Perry Mead is a Somerset Wildlife Trust nature reserve in the heart of the Somerset. This neutral grassland sits on the north side of Perry Hill stretching down to the meandering River Cary near Perrys Bridge where there is a small number of parking spaces.
I pass near this reserve on my way home after work, its on a quite cycling route and its is a good excuse for a stop.
To get to the reserve you follow the footpath from the road just up from the lay-by. This path crosses a field before entering the reserve through a pair of gates. There were twenty or so cows in this field and they immediately took a keen interest in me. I have walked through lots of fields full of cows before so I moved towards the edge of the field and carried on as normal. They picked up speed, so I looked at them and looked at the gate at the far side of the field and made a dash for it. They were encouraged by my demonstration of speed and started to charge down the hill. Luckily I just made it to the other side before the cows surrounded the gate. They were making the point – we know this is the only way back to your car.
From the lay-by car park the immediate impression is – yellow. The river is lined with yellow oilseed rape that has escaped the captivity of other fields. Feral oilseed rape seed can remain viable in soil for several years. I am not sure if I should like how it spreads along waterways but is does look wonderful and the bees seem to like it to.
This is not the only yellow as the reserve and neighbouring fields are covered in buttercups.
I will return in June when the buttercups should be at their peak.
The reserve is a favourite with the local deer. You can see them sitting in the long grass and shade of the hedgerow in the top field. Occasionally, one will break out and make a dash across the fields.
It has been a very dry spring and the deer come down to the watering hole in the middle of the reserve. However, even here the ground is dry and cracked. Peacock butterflies like the bare ground for its warmth.
The reserve is a good place to spot one of my favourite butterflies – the brilliant small copper (Lycaena phlaeas).
You do not need to walk far as they like the nettles and grass near the reserve entrance. Simply wait in the shade of the hedgerow scanning the buttercups for them to arrive.

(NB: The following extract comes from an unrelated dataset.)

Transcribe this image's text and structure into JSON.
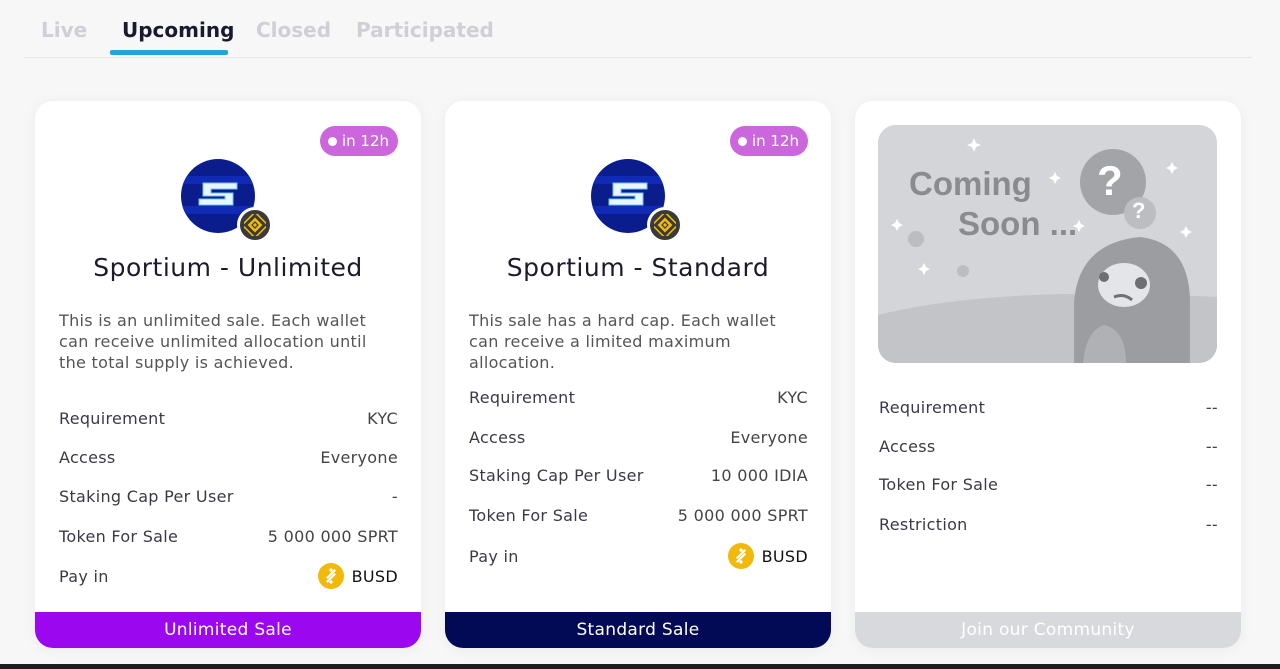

The River Cary runs along the northern edge of the reserve and there is a small pond in a neighbouring field. This may explain the relatively large number of dragonflies on this grassland reserve.
This demoiselle was just a little bit too high in the tree to get a better picture.
To complete the set here is am Azure Damselfly photographed at Perry Mead last year. It is a bit early in the year for them to out and about yet.
I returned to my car once the cows had lost interest. If you visit Perry Mead you must also make the short trip to SWT Babcary Meadows.